What economists disagree about is how to best satisfy the needs of the global population. Most economists agree that the goal is to maximize the happiness (utility) of as many people as possible. However, economists can't agree on the definition of utility (let alone how to maximize it.) This means that the study of economics is like a castle built on sand. There is currently no foundation for economics, and this is a major problem. And because there is no foundation to economics, this means that we are living in a society that make decisions based on a theory that is not grounded in reality. This disconnect is readily apparent in the fact that the "laws" of economics have never been experimentally proved. There are some "laws" of economics, but these "laws" lack the power of the laws of physics listed above because these "laws" of economics are often violated. Laws of Economics
Unlike economics, there are three main laws of physics in which there has been no experimental evidence disproving these laws:
1) Conservation of energy
2) Non-decrease of the entropy of the universe (i.e. non-conservation of entropy and exergy)
3) Conservation of momentum
While these three laws of physics may not have any direct relevance to the study of economics, it's important to remember that an economy runs on exergy, and because of this, an economy can't grow unless we expand the consumption of exergy. For example, conserving "energy" is only a good thing if conserving energy (exergy) eventually leads to more productive consumption of energy (exergy) elsewhere. (Remember Jevons Paradox) Overall, we need to be increasing our consumption of energy (exergy).
This is the first of a couple of posts on economics for physicists (and hopefully for non-physicists who would like to make the field of economics more grounded in the laws of physics.) In future posts, I've cover topics like: what does physics say about neo-classical equilibrium theory and about neo-Keysenians theories?

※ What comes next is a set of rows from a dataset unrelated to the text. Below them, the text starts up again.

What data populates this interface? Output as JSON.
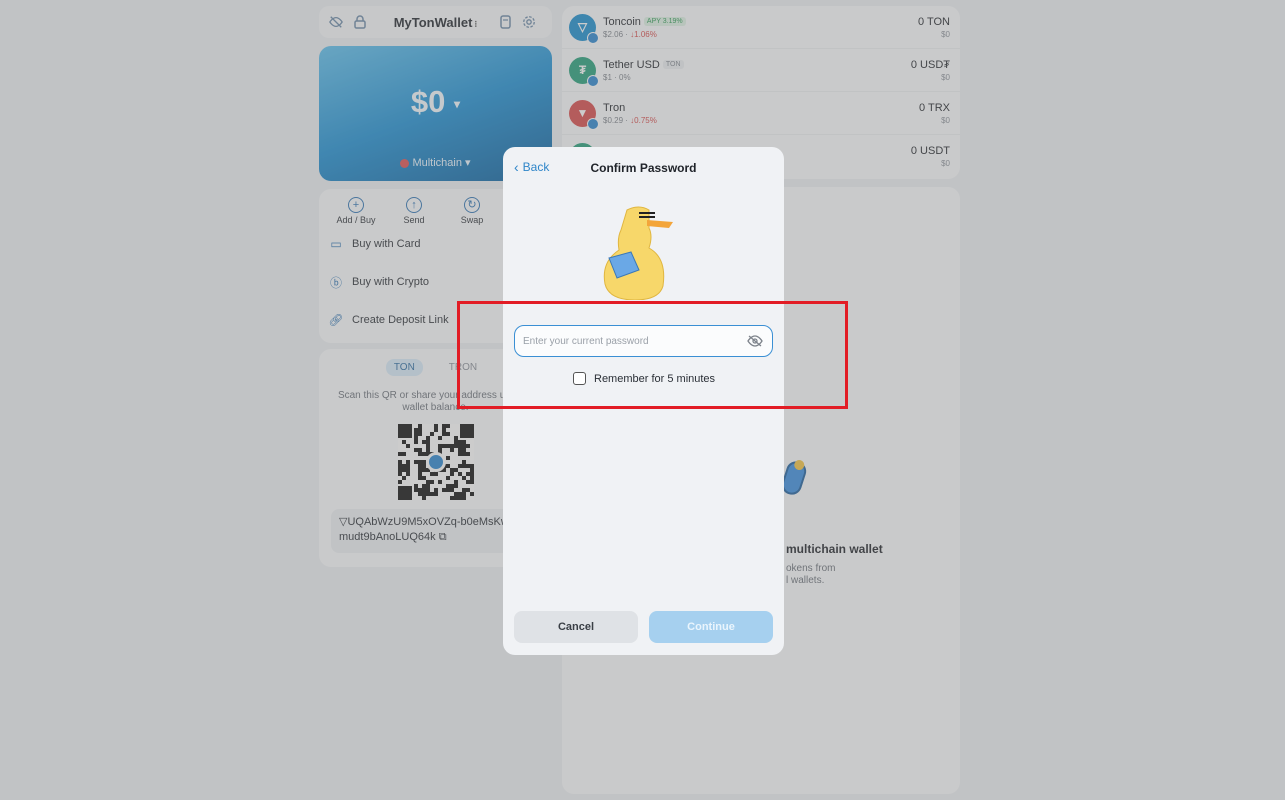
{
  "wallet": {
    "name": "MyTonWallet",
    "balance": "$0",
    "network": "Multichain"
  },
  "actions": [
    {
      "label": "Add / Buy",
      "icon": "plus-circle-icon"
    },
    {
      "label": "Send",
      "icon": "arrow-up-icon"
    },
    {
      "label": "Swap",
      "icon": "swap-icon"
    }
  ],
  "menu": [
    {
      "label": "Buy with Card",
      "icon": "card-icon"
    },
    {
      "label": "Buy with Crypto",
      "icon": "coin-icon"
    },
    {
      "label": "Create Deposit Link",
      "icon": "link-icon"
    }
  ],
  "receive": {
    "tabs": [
      "TON",
      "TRON"
    ],
    "active_tab": "TON",
    "scan_text": "Scan this QR or share your address up your wallet balance.",
    "address": "UQAbWzU9M5xOVZq-b0eMsKwiY-VVmudt9bAnoLUQ64k"
  },
  "tokens": [
    {
      "name": "Toncoin",
      "tag": "APY 3.19%",
      "tag_style": "green",
      "price": "$2.06",
      "change": "↓1.06%",
      "change_neg": true,
      "amount": "0 TON",
      "usd": "$0",
      "color": "#1a8ecf",
      "glyph": "▽"
    },
    {
      "name": "Tether USD",
      "tag": "TON",
      "tag_style": "grey",
      "price": "$1",
      "change": "0%",
      "change_neg": false,
      "amount": "0 USD₮",
      "usd": "$0",
      "color": "#26a17b",
      "glyph": "₮"
    },
    {
      "name": "Tron",
      "tag": "",
      "tag_style": "",
      "price": "$0.29",
      "change": "↓0.75%",
      "change_neg": true,
      "amount": "0 TRX",
      "usd": "$0",
      "color": "#d94b4b",
      "glyph": "▼"
    },
    {
      "name": "",
      "tag": "",
      "tag_style": "",
      "price": "",
      "change": "",
      "change_neg": false,
      "amount": "0 USDT",
      "usd": "$0",
      "color": "#26a17b",
      "glyph": "₮"
    }
  ],
  "multichain": {
    "title": "multichain wallet",
    "desc_line1": "okens from",
    "desc_line2": "l wallets."
  },
  "modal": {
    "back_label": "Back",
    "title": "Confirm Password",
    "password_placeholder": "Enter your current password",
    "remember_label": "Remember for 5 minutes",
    "cancel_label": "Cancel",
    "continue_label": "Continue"
  },
  "colors": {
    "accent": "#2f86c9",
    "highlight": "#e21c25",
    "continue_disabled": "#a6d0ef"
  }
}
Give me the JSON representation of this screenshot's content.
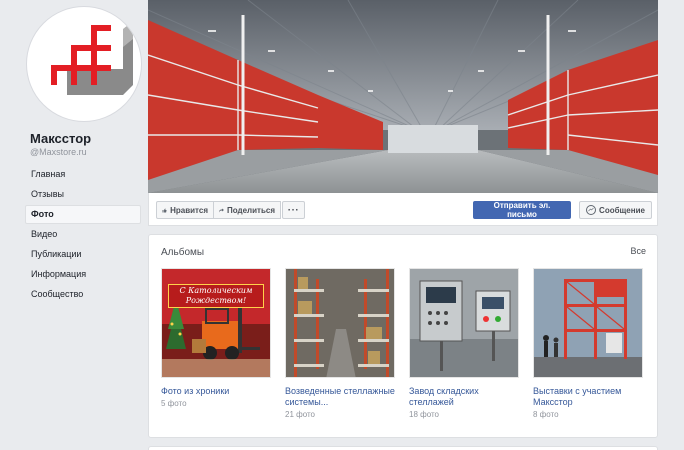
{
  "page": {
    "name": "Максстор",
    "handle": "@Maxstore.ru"
  },
  "nav": {
    "items": [
      {
        "label": "Главная"
      },
      {
        "label": "Отзывы"
      },
      {
        "label": "Фото"
      },
      {
        "label": "Видео"
      },
      {
        "label": "Публикации"
      },
      {
        "label": "Информация"
      },
      {
        "label": "Сообщество"
      }
    ],
    "active": "Фото"
  },
  "actions": {
    "like_label": "Нравится",
    "share_label": "Поделиться",
    "more_label": "···",
    "email_label": "Отправить эл. письмо",
    "message_label": "Сообщение"
  },
  "albums": {
    "title": "Альбомы",
    "see_all": "Все",
    "items": [
      {
        "name": "Фото из хроники",
        "count": "5 фото",
        "banner_text": "С Католическим Рождеством!"
      },
      {
        "name": "Возведенные стеллажные системы...",
        "count": "21 фото"
      },
      {
        "name": "Завод складских стеллажей",
        "count": "18 фото"
      },
      {
        "name": "Выставки с участием Максстор",
        "count": "8 фото"
      }
    ]
  },
  "colors": {
    "primary_blue": "#4267b2",
    "link_blue": "#365899",
    "brand_red": "#e31e24"
  }
}
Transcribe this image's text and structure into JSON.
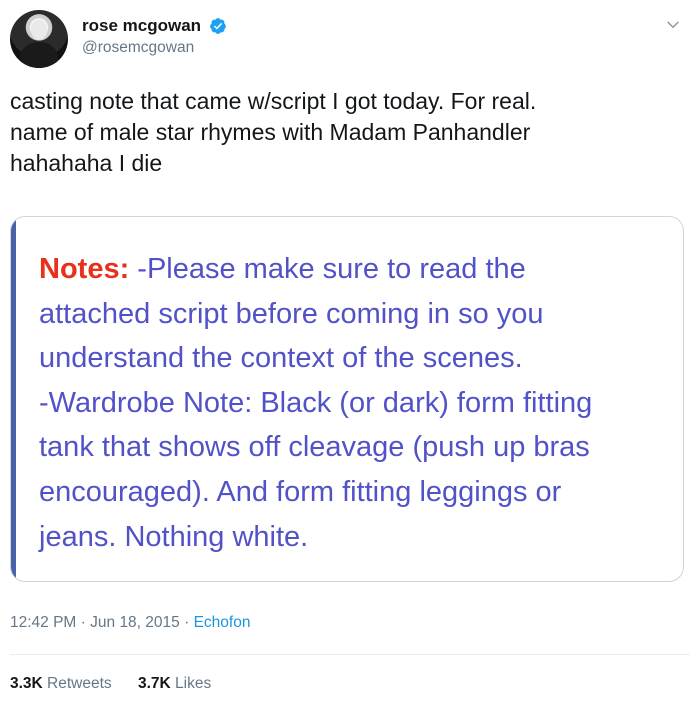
{
  "author": {
    "display_name": "rose mcgowan",
    "handle": "@rosemcgowan",
    "verified_icon": "verified-badge-icon",
    "avatar_icon": "avatar"
  },
  "menu_icon": "chevron-down-icon",
  "tweet": {
    "lines": [
      "casting note that came w/script I got today. For real.",
      "name of male star rhymes with Madam Panhandler",
      "hahahaha I die"
    ]
  },
  "image_card": {
    "notes_label": "Notes:",
    "lines": [
      " -Please make sure to read the",
      "attached script before coming in so you",
      "understand the context of the scenes.",
      "-Wardrobe Note: Black (or dark) form fitting",
      "tank that shows off cleavage (push up bras",
      "encouraged). And form fitting leggings or",
      "jeans. Nothing white."
    ],
    "label_color": "#e8311c",
    "text_color": "#5252c8"
  },
  "meta": {
    "time": "12:42 PM",
    "sep1": " · ",
    "date": "Jun 18, 2015",
    "sep2": " · ",
    "source": "Echofon"
  },
  "stats": {
    "retweets_count": "3.3K",
    "retweets_label": " Retweets",
    "likes_count": "3.7K",
    "likes_label": " Likes"
  },
  "colors": {
    "accent": "#1b95e0",
    "secondary_text": "#657786"
  }
}
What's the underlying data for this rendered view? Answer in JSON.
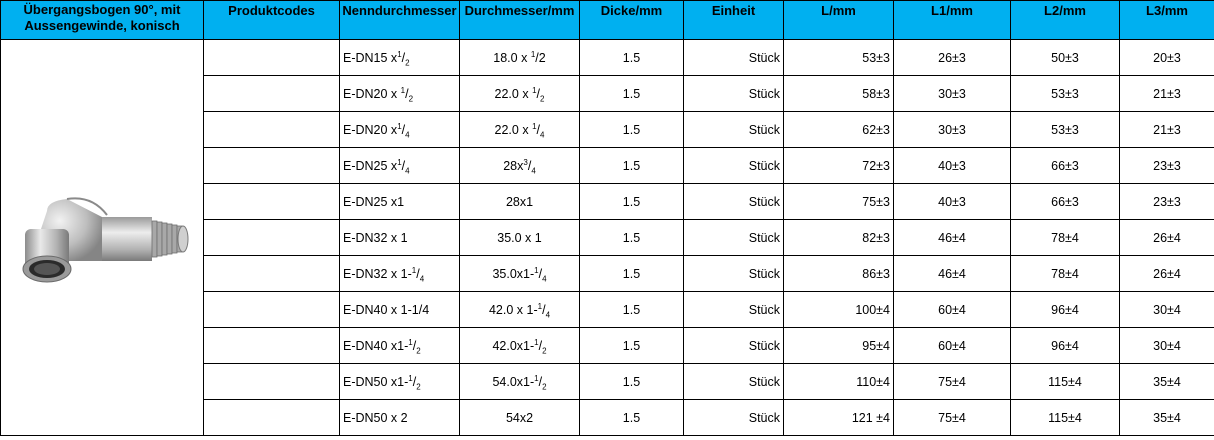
{
  "header": {
    "title": "Übergangsbogen 90°, mit Aussengewinde, konisch",
    "produktcodes": "Produktcodes",
    "nenn": "Nenndurchmesser",
    "durchmesser": "Durchmesser/mm",
    "dicke": "Dicke/mm",
    "einheit": "Einheit",
    "l": "L/mm",
    "l1": "L1/mm",
    "l2": "L2/mm",
    "l3": "L3/mm"
  },
  "product_image": "stainless-steel-90-degree-elbow-with-male-thread",
  "colors": {
    "header_bg": "#00B0F0"
  },
  "rows": [
    {
      "nenn": [
        "E-DN15 x",
        "1",
        "/",
        "2"
      ],
      "durch": [
        "18.0 x ",
        "1",
        "/2",
        ""
      ],
      "dicke": "1.5",
      "einheit": "Stück",
      "l": "53±3",
      "l1": "26±3",
      "l2": "50±3",
      "l3": "20±3"
    },
    {
      "nenn": [
        "E-DN20 x ",
        "1",
        "/",
        "2"
      ],
      "durch": [
        "22.0 x ",
        "1",
        "/",
        "2"
      ],
      "dicke": "1.5",
      "einheit": "Stück",
      "l": "58±3",
      "l1": "30±3",
      "l2": "53±3",
      "l3": "21±3"
    },
    {
      "nenn": [
        "E-DN20 x",
        "1",
        "/",
        "4"
      ],
      "durch": [
        "22.0 x ",
        "1",
        "/",
        "4"
      ],
      "dicke": "1.5",
      "einheit": "Stück",
      "l": "62±3",
      "l1": "30±3",
      "l2": "53±3",
      "l3": "21±3"
    },
    {
      "nenn": [
        "E-DN25 x",
        "1",
        "/",
        "4"
      ],
      "durch": [
        "28x",
        "3",
        "/",
        "4"
      ],
      "dicke": "1.5",
      "einheit": "Stück",
      "l": "72±3",
      "l1": "40±3",
      "l2": "66±3",
      "l3": "23±3"
    },
    {
      "nenn": [
        "E-DN25 x1",
        "",
        "",
        ""
      ],
      "durch": [
        "28x1",
        "",
        "",
        ""
      ],
      "dicke": "1.5",
      "einheit": "Stück",
      "l": "75±3",
      "l1": "40±3",
      "l2": "66±3",
      "l3": "23±3"
    },
    {
      "nenn": [
        "E-DN32 x 1",
        "",
        "",
        ""
      ],
      "durch": [
        "35.0 x 1",
        "",
        "",
        ""
      ],
      "dicke": "1.5",
      "einheit": "Stück",
      "l": "82±3",
      "l1": "46±4",
      "l2": "78±4",
      "l3": "26±4"
    },
    {
      "nenn": [
        "E-DN32 x 1-",
        "1",
        "/",
        "4"
      ],
      "durch": [
        "35.0x1-",
        "1",
        "/",
        "4"
      ],
      "dicke": "1.5",
      "einheit": "Stück",
      "l": "86±3",
      "l1": "46±4",
      "l2": "78±4",
      "l3": "26±4"
    },
    {
      "nenn": [
        "E-DN40 x 1-1/4",
        "",
        "",
        ""
      ],
      "durch": [
        "42.0 x 1-",
        "1",
        "/",
        "4"
      ],
      "dicke": "1.5",
      "einheit": "Stück",
      "l": "100±4",
      "l1": "60±4",
      "l2": "96±4",
      "l3": "30±4"
    },
    {
      "nenn": [
        "E-DN40 x1-",
        "1",
        "/",
        "2"
      ],
      "durch": [
        "42.0x1-",
        "1",
        "/",
        "2"
      ],
      "dicke": "1.5",
      "einheit": "Stück",
      "l": "95±4",
      "l1": "60±4",
      "l2": "96±4",
      "l3": "30±4"
    },
    {
      "nenn": [
        "E-DN50 x1-",
        "1",
        "/",
        "2"
      ],
      "durch": [
        "54.0x1-",
        "1",
        "/",
        "2"
      ],
      "dicke": "1.5",
      "einheit": "Stück",
      "l": "110±4",
      "l1": "75±4",
      "l2": "115±4",
      "l3": "35±4"
    },
    {
      "nenn": [
        "E-DN50 x 2",
        "",
        "",
        ""
      ],
      "durch": [
        "54x2",
        "",
        "",
        ""
      ],
      "dicke": "1.5",
      "einheit": "Stück",
      "l": "121 ±4",
      "l1": "75±4",
      "l2": "115±4",
      "l3": "35±4"
    }
  ]
}
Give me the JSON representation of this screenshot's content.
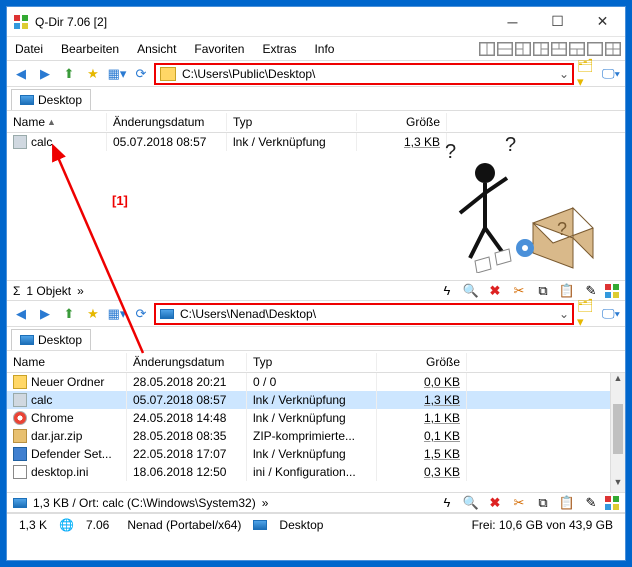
{
  "window": {
    "title": "Q-Dir 7.06 [2]"
  },
  "menu": {
    "file": "Datei",
    "edit": "Bearbeiten",
    "view": "Ansicht",
    "fav": "Favoriten",
    "extras": "Extras",
    "info": "Info"
  },
  "pane1": {
    "path": "C:\\Users\\Public\\Desktop\\",
    "tab": "Desktop",
    "cols": {
      "name": "Name",
      "mod": "Änderungsdatum",
      "type": "Typ",
      "size": "Größe"
    },
    "rows": [
      {
        "name": "calc",
        "mod": "05.07.2018 08:57",
        "type": "lnk / Verknüpfung",
        "size": "1,3 KB",
        "icon": "calc"
      }
    ],
    "status": "1 Objekt"
  },
  "pane2": {
    "path": "C:\\Users\\Nenad\\Desktop\\",
    "tab": "Desktop",
    "cols": {
      "name": "Name",
      "mod": "Änderungsdatum",
      "type": "Typ",
      "size": "Größe"
    },
    "rows": [
      {
        "name": "Neuer Ordner",
        "mod": "28.05.2018 20:21",
        "type": "0 / 0",
        "size": "0,0 KB",
        "icon": "folder"
      },
      {
        "name": "calc",
        "mod": "05.07.2018 08:57",
        "type": "lnk / Verknüpfung",
        "size": "1,3 KB",
        "icon": "calc",
        "sel": true
      },
      {
        "name": "Chrome",
        "mod": "24.05.2018 14:48",
        "type": "lnk / Verknüpfung",
        "size": "1,1 KB",
        "icon": "chrome"
      },
      {
        "name": "dar.jar.zip",
        "mod": "28.05.2018 08:35",
        "type": "ZIP-komprimierte...",
        "size": "0,1 KB",
        "icon": "zip"
      },
      {
        "name": "Defender Set...",
        "mod": "22.05.2018 17:07",
        "type": "lnk / Verknüpfung",
        "size": "1,5 KB",
        "icon": "def"
      },
      {
        "name": "desktop.ini",
        "mod": "18.06.2018 12:50",
        "type": "ini / Konfiguration...",
        "size": "0,3 KB",
        "icon": "ini"
      }
    ],
    "status": "1,3 KB / Ort: calc (C:\\Windows\\System32)"
  },
  "global": {
    "sizecell": "1,3 K",
    "ver": "7.06",
    "user": "Nenad (Portabel/x64)",
    "loc": "Desktop",
    "free": "Frei: 10,6 GB von 43,9 GB"
  },
  "annotation": {
    "label": "[1]"
  },
  "sigma": "Σ"
}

And what is the connection between rate of return on investment and risk?